Excerpts from an interface dataset:
= = = = = = =
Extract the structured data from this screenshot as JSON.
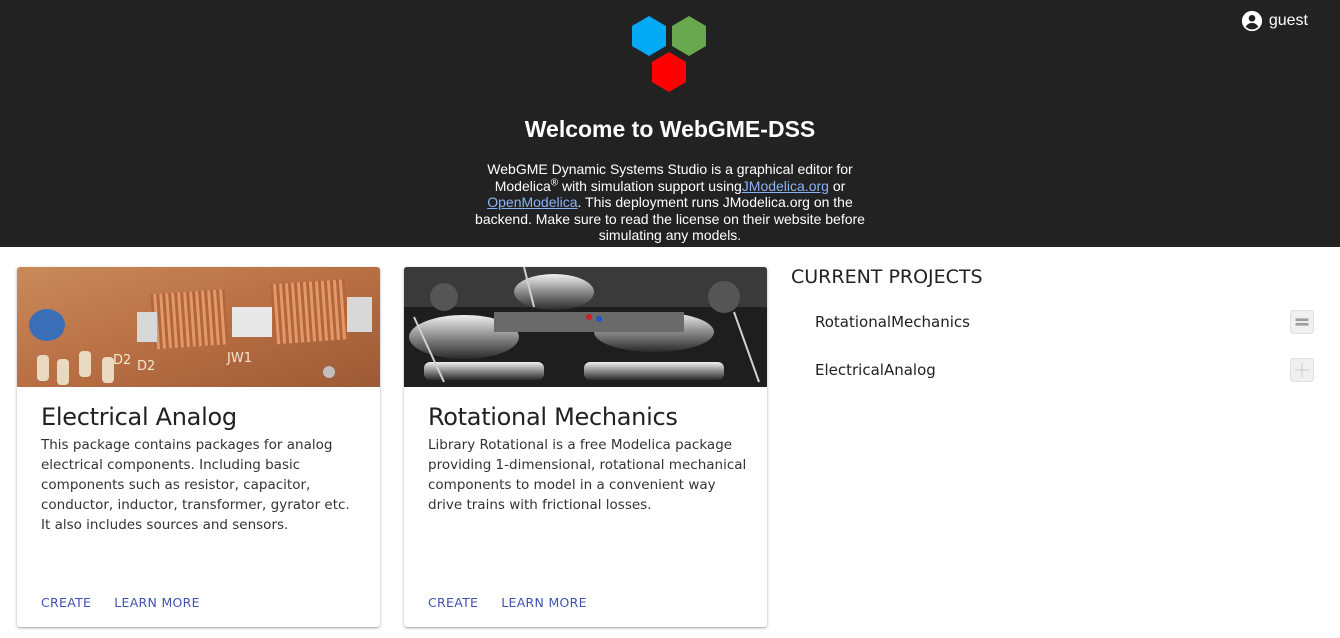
{
  "header": {
    "user_label": "guest",
    "title": "Welcome to WebGME-DSS",
    "intro": {
      "part1": "WebGME Dynamic Systems Studio is a graphical editor for Modelica",
      "reg": "®",
      "part2": " with simulation support using",
      "link1": "JModelica.org",
      "part3": " or ",
      "link2": "OpenModelica",
      "part4": ". This deployment runs JModelica.org on the backend. Make sure to read the license on their website before simulating any models."
    }
  },
  "cards": [
    {
      "title": "Electrical Analog",
      "description": "This package contains packages for analog electrical components. Including basic components such as resistor, capacitor, conductor, inductor, transformer, gyrator etc. It also includes sources and sensors.",
      "create_label": "CREATE",
      "learn_label": "LEARN MORE",
      "image": "electronic-components-photo"
    },
    {
      "title": "Rotational Mechanics",
      "description": "Library Rotational is a free Modelica package providing 1-dimensional, rotational mechanical components to model in a convenient way drive trains with frictional losses.",
      "create_label": "CREATE",
      "learn_label": "LEARN MORE",
      "image": "engine-photo"
    }
  ],
  "projects": {
    "title": "CURRENT PROJECTS",
    "items": [
      {
        "name": "RotationalMechanics"
      },
      {
        "name": "ElectricalAnalog"
      }
    ]
  },
  "colors": {
    "header_bg": "#222222",
    "accent": "#3f51b5",
    "link": "#8ab4f8",
    "logo_blue": "#03a9f4",
    "logo_green": "#6aa84f",
    "logo_red": "#ff0000"
  }
}
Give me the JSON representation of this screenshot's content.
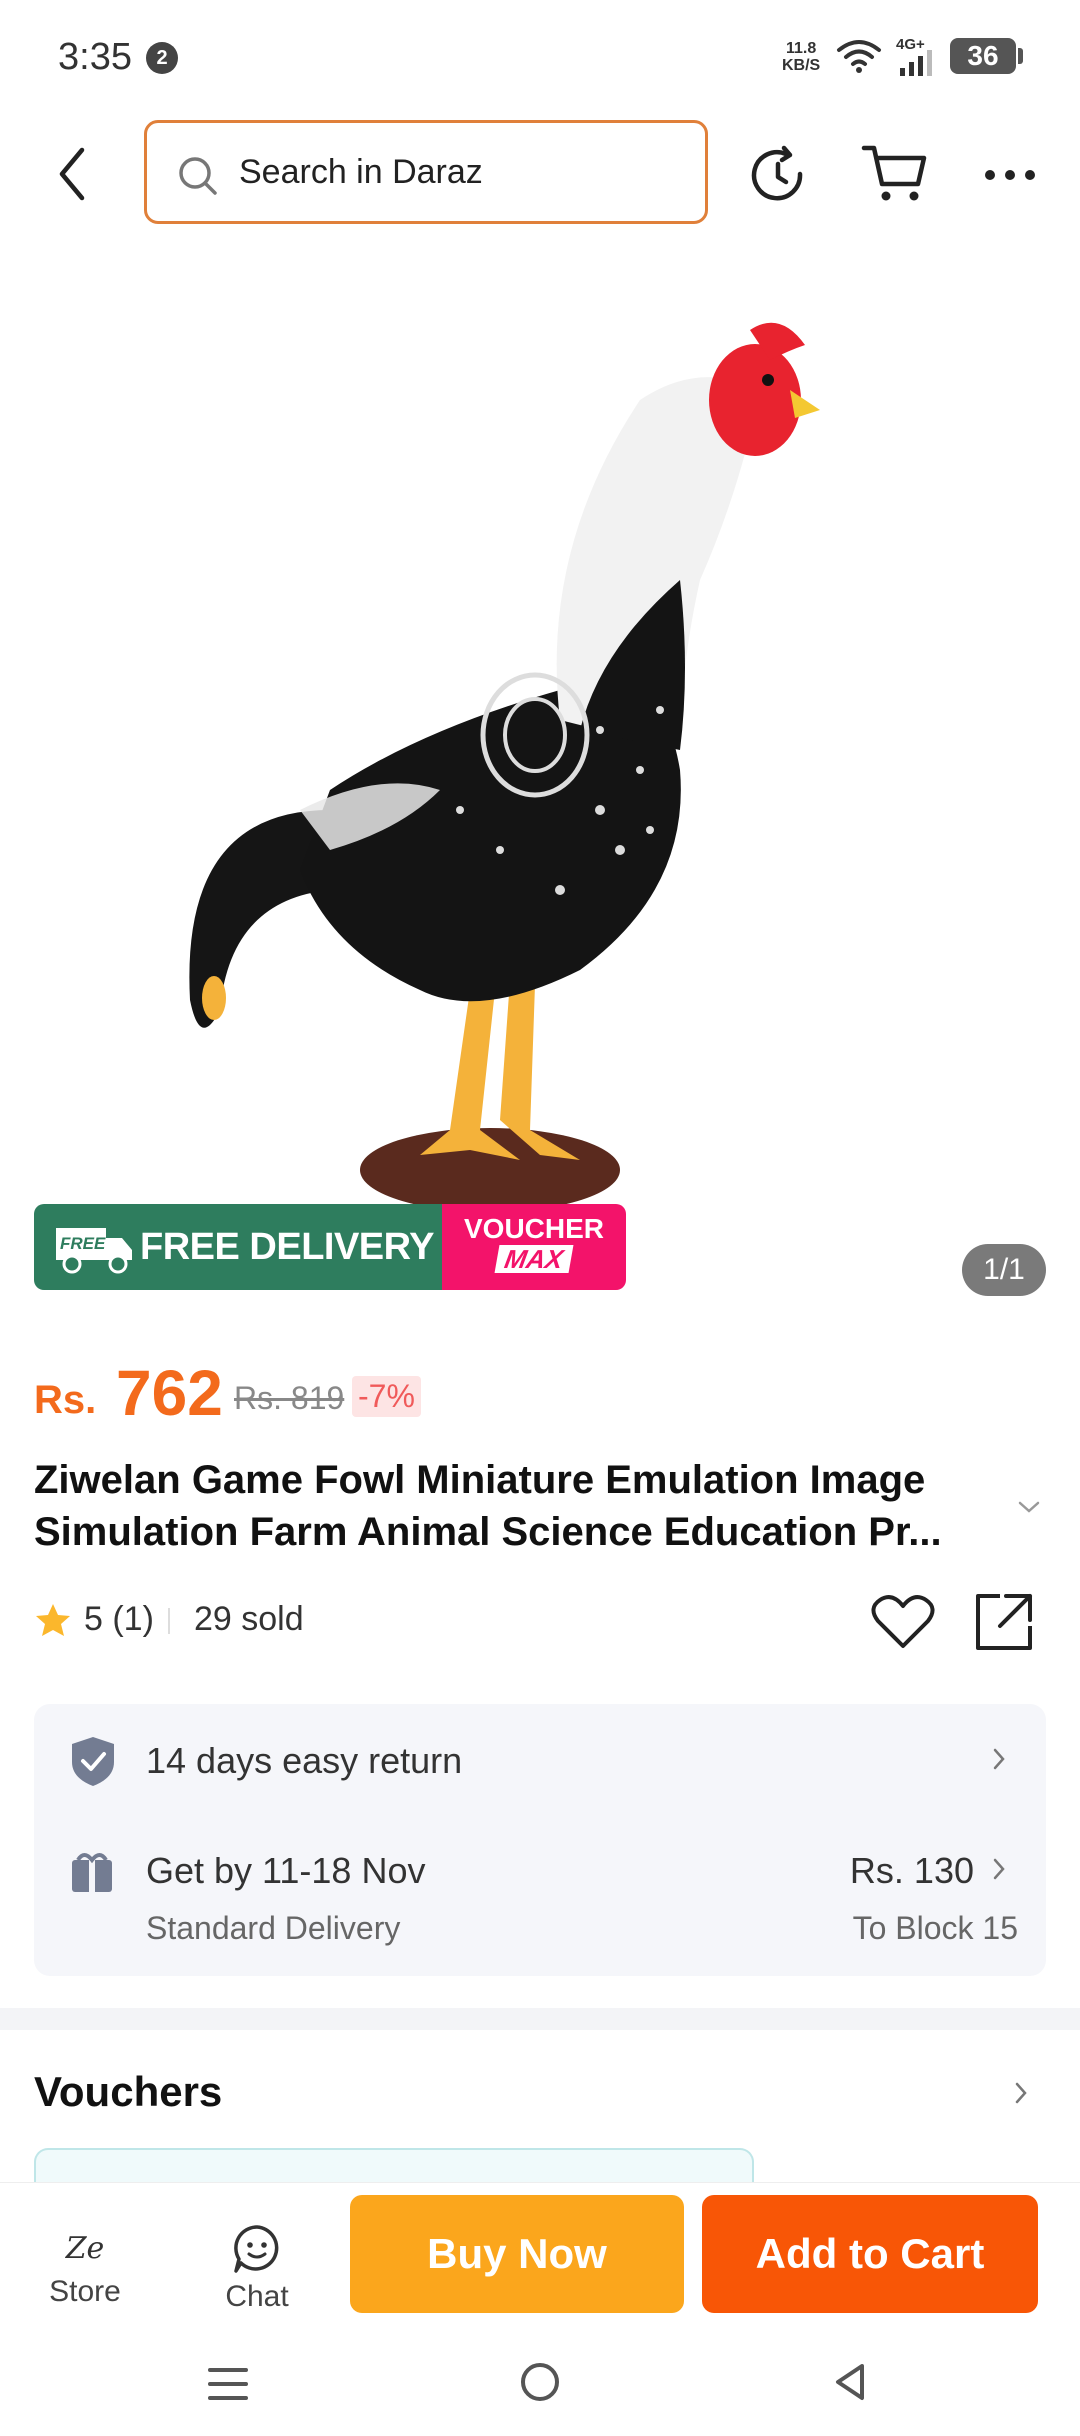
{
  "status_bar": {
    "time": "3:35",
    "notification_count": "2",
    "net_speed_value": "11.8",
    "net_speed_unit": "KB/S",
    "network_type": "4G+",
    "battery": "36"
  },
  "header": {
    "search_placeholder": "Search in Daraz"
  },
  "gallery": {
    "image_label": "product-photo-rooster-figurine",
    "page_indicator": "1/1",
    "badge_free_label": "FREE",
    "badge_free_delivery": "FREE DELIVERY",
    "badge_voucher": "VOUCHER",
    "badge_max": "MAX"
  },
  "product": {
    "currency": "Rs.",
    "price": "762",
    "original_price": "Rs. 819",
    "discount": "-7%",
    "title": "Ziwelan Game Fowl Miniature Emulation Image Simulation Farm Animal Science Education Pr...",
    "rating": "5 (1)",
    "sold": "29 sold"
  },
  "info_card": {
    "return_policy": "14 days easy return",
    "delivery_estimate": "Get by 11-18 Nov",
    "delivery_type": "Standard Delivery",
    "delivery_fee": "Rs. 130",
    "delivery_location": "To Block 15"
  },
  "vouchers": {
    "title": "Vouchers"
  },
  "bottom_bar": {
    "store_logo_text": "Ze",
    "store_label": "Store",
    "chat_label": "Chat",
    "buy_now": "Buy Now",
    "add_to_cart": "Add to Cart"
  },
  "colors": {
    "brand_orange": "#f85606",
    "buy_now": "#fba61c",
    "price": "#f36a1c",
    "free_delivery_bg": "#2e7d5e",
    "voucher_max_bg": "#f3136a",
    "search_border": "#e0803a"
  }
}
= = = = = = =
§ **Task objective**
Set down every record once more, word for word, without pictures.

§ **Solved problem**
Extract the structured data from this screenshot as JSON.
{
  "header": {
    "user_label": "guest",
    "title": "Welcome to WebGME-DSS",
    "intro": {
      "part1": "WebGME Dynamic Systems Studio is a graphical editor for Modelica",
      "reg": "®",
      "part2": " with simulation support using",
      "link1": "JModelica.org",
      "part3": " or ",
      "link2": "OpenModelica",
      "part4": ". This deployment runs JModelica.org on the backend. Make sure to read the license on their website before simulating any models."
    }
  },
  "cards": [
    {
      "title": "Electrical Analog",
      "description": "This package contains packages for analog electrical components. Including basic components such as resistor, capacitor, conductor, inductor, transformer, gyrator etc. It also includes sources and sensors.",
      "create_label": "CREATE",
      "learn_label": "LEARN MORE",
      "image": "electronic-components-photo"
    },
    {
      "title": "Rotational Mechanics",
      "description": "Library Rotational is a free Modelica package providing 1-dimensional, rotational mechanical components to model in a convenient way drive trains with frictional losses.",
      "create_label": "CREATE",
      "learn_label": "LEARN MORE",
      "image": "engine-photo"
    }
  ],
  "projects": {
    "title": "CURRENT PROJECTS",
    "items": [
      {
        "name": "RotationalMechanics"
      },
      {
        "name": "ElectricalAnalog"
      }
    ]
  },
  "colors": {
    "header_bg": "#222222",
    "accent": "#3f51b5",
    "link": "#8ab4f8",
    "logo_blue": "#03a9f4",
    "logo_green": "#6aa84f",
    "logo_red": "#ff0000"
  }
}
Give me the JSON representation of this screenshot's content.
{
  "status_bar": {
    "time": "3:35",
    "notification_count": "2",
    "net_speed_value": "11.8",
    "net_speed_unit": "KB/S",
    "network_type": "4G+",
    "battery": "36"
  },
  "header": {
    "search_placeholder": "Search in Daraz"
  },
  "gallery": {
    "image_label": "product-photo-rooster-figurine",
    "page_indicator": "1/1",
    "badge_free_label": "FREE",
    "badge_free_delivery": "FREE DELIVERY",
    "badge_voucher": "VOUCHER",
    "badge_max": "MAX"
  },
  "product": {
    "currency": "Rs.",
    "price": "762",
    "original_price": "Rs. 819",
    "discount": "-7%",
    "title": "Ziwelan Game Fowl Miniature Emulation Image Simulation Farm Animal Science Education Pr...",
    "rating": "5 (1)",
    "sold": "29 sold"
  },
  "info_card": {
    "return_policy": "14 days easy return",
    "delivery_estimate": "Get by 11-18 Nov",
    "delivery_type": "Standard Delivery",
    "delivery_fee": "Rs. 130",
    "delivery_location": "To Block 15"
  },
  "vouchers": {
    "title": "Vouchers"
  },
  "bottom_bar": {
    "store_logo_text": "Ze",
    "store_label": "Store",
    "chat_label": "Chat",
    "buy_now": "Buy Now",
    "add_to_cart": "Add to Cart"
  },
  "colors": {
    "brand_orange": "#f85606",
    "buy_now": "#fba61c",
    "price": "#f36a1c",
    "free_delivery_bg": "#2e7d5e",
    "voucher_max_bg": "#f3136a",
    "search_border": "#e0803a"
  }
}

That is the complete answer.